Visual surveys of the seafloor were conducted during 2007-2012 using a towed camera sled to groundtruth maps produced during the CA Seafloor Mapping Project. The camera sled (approximately 1 m x 1 m x 2 m in size) was equipped with an altimeter and a pair of scaling lasers set 15 cm apart. The sled had multiple digital video cameras and a digital still camera. The camera sled was towed above the seafloor at a speed of approximately one knot along transects roughly one nautical mile in length. A biologist (Lisa Krigsman) annotated video footage at sea from some (but not all) of these ocean cruises, assisting the staff from USGS to ground-truth seafloor maps along the California coast.
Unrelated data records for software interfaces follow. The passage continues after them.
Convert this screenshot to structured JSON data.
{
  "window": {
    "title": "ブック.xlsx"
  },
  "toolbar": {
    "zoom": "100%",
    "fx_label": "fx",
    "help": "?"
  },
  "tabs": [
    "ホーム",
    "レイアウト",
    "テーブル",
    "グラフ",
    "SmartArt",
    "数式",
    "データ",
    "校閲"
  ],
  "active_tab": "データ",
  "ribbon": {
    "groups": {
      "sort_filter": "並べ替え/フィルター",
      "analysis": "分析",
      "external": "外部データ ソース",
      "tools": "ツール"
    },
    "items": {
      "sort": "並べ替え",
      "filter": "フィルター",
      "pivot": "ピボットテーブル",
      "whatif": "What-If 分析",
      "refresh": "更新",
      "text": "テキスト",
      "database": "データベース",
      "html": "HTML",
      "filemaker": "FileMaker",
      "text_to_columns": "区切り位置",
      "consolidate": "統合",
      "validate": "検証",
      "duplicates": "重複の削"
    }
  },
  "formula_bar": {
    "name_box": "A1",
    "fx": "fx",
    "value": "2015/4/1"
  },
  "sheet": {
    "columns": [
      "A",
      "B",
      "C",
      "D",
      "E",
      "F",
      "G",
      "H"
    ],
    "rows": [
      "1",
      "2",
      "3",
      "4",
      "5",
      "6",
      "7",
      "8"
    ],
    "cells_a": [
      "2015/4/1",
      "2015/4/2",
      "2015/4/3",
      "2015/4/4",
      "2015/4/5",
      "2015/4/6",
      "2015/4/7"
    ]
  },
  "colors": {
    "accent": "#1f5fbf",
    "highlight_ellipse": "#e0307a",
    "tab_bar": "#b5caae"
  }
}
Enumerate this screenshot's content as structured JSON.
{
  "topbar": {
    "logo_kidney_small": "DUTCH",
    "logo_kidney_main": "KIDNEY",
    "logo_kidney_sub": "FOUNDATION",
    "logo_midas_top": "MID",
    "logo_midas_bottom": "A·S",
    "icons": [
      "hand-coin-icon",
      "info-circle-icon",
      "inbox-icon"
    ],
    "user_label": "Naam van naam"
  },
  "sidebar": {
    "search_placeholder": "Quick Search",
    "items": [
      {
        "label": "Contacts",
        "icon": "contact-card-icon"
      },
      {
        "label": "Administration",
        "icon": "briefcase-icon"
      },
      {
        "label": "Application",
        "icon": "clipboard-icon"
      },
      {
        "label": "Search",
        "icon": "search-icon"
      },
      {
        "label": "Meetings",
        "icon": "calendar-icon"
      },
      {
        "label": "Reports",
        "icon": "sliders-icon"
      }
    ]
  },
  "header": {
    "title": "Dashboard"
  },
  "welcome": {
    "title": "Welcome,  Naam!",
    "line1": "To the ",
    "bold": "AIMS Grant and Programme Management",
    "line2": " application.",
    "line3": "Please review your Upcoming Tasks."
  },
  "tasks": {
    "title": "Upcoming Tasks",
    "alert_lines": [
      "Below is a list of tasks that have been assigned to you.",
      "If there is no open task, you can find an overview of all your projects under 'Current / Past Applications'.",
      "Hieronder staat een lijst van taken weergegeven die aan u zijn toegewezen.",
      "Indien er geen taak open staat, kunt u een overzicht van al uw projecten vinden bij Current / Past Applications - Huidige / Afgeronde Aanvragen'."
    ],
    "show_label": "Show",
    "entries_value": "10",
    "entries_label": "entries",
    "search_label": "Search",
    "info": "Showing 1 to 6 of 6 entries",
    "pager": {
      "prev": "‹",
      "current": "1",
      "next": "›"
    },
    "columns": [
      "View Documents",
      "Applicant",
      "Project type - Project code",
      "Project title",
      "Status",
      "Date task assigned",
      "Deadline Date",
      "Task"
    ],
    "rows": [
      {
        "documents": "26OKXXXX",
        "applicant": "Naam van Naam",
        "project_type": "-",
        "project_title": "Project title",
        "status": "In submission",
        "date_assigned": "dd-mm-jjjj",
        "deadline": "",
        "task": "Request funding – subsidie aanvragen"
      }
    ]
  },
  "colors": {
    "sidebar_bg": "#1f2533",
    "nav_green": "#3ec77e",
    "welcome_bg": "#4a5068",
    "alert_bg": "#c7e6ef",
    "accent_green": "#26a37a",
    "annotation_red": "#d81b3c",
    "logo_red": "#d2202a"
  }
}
The remainder of the video analysis was performed in the laboratory. Observations were made during 10-second intervals at the top of every minute. During the video review process, benthic macro-organisms were identified to the lowest possible taxa. Components of benthic habitats, including primary (greater than 50 percent coverage within the viewed area during the 10-second sample) and secondary (greater than 20 percent coverage) substratum types (for example, rock, sand, etc., based on Tissot and others, 2006), biotic coverage, and biotic-complexity (organisms with complex structure, height greater than a meter, or in high numbers), also were evaluated and recorded in each 10-second interval. Data acquired directly from the cruises were used to populate the fields for abiotic complexity based on small-scale variations in height of the seafloor surface and abiotic slope (measured as low, medium, or high degree of complexity). Still photographs taken along each camera sled line also were used to help identify the benthic macro-organisms.
Observations were recorded into a spreadsheet using the video program MediaMapper (Red Hen Systems, Inc.), and held in digital data files. Data were recorded on cruise name, time, latitude, longitude, and camera-line number, in addition to the variables mentioned above (such as primary and secondary habitat, abiotic slope, abiotic complexity, biotic coverage, biotic complexity, and associated benthic macro-organisms).
Tissot, B.N., Yoklavich, M.M., Love, M.S., York, K., and Amend, M., 2006, Benthic invertebrates that form habitat on deep banks off southern California, with special reference to deep sea coral: Fishery Bulletin, v. 104, p. 167–181.